_ASSIGNMENT_
Reproduce each line from the records that holds "JSON".

_EXTRACTED RECORDS_
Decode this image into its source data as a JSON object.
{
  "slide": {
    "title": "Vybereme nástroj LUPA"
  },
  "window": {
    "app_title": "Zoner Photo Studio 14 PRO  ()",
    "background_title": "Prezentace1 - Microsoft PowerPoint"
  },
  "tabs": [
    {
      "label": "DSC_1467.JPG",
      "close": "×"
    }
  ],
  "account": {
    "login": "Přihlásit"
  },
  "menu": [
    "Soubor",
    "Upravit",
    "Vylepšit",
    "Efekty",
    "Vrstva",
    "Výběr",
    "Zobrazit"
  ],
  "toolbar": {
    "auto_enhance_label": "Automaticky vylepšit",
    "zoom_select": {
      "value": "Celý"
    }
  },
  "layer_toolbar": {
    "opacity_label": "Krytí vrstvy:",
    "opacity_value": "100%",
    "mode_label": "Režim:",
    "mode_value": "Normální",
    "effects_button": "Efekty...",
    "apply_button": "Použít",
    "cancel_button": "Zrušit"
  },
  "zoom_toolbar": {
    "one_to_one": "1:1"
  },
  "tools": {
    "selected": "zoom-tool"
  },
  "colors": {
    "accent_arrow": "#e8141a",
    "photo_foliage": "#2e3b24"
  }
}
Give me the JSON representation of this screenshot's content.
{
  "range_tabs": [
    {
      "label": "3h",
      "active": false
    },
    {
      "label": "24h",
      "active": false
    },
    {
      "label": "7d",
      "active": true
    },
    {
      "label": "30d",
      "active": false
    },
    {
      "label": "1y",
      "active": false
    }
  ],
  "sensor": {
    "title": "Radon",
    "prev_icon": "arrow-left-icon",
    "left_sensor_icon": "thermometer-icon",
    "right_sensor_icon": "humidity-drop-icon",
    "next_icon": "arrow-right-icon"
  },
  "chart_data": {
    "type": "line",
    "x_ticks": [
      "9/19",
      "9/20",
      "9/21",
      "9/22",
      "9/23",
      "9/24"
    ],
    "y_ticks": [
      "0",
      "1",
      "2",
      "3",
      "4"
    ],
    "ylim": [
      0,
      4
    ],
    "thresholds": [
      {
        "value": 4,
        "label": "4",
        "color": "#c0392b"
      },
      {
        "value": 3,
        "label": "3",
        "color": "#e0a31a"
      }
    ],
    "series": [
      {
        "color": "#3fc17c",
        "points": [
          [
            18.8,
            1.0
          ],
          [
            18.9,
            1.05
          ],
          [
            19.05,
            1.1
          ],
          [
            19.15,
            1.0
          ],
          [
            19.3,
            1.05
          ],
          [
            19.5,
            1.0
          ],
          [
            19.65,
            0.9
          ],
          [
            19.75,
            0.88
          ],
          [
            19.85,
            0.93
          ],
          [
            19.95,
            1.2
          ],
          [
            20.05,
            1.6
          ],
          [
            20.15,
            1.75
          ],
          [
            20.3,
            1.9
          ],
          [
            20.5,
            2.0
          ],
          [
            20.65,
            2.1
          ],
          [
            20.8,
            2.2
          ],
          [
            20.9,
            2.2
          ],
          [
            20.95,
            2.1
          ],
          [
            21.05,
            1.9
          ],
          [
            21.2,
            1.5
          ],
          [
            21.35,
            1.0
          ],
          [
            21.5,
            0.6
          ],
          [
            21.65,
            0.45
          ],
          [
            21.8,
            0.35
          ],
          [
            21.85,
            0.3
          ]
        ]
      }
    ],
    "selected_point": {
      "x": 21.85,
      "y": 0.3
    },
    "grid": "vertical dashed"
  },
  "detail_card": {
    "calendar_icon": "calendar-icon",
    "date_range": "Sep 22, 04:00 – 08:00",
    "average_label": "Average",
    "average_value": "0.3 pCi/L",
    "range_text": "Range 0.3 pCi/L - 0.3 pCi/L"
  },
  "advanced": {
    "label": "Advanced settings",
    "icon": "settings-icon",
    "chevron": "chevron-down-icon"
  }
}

_RESULT BELOW_
Decode this image into its source data as a JSON object.
Give me the JSON representation of this screenshot's content.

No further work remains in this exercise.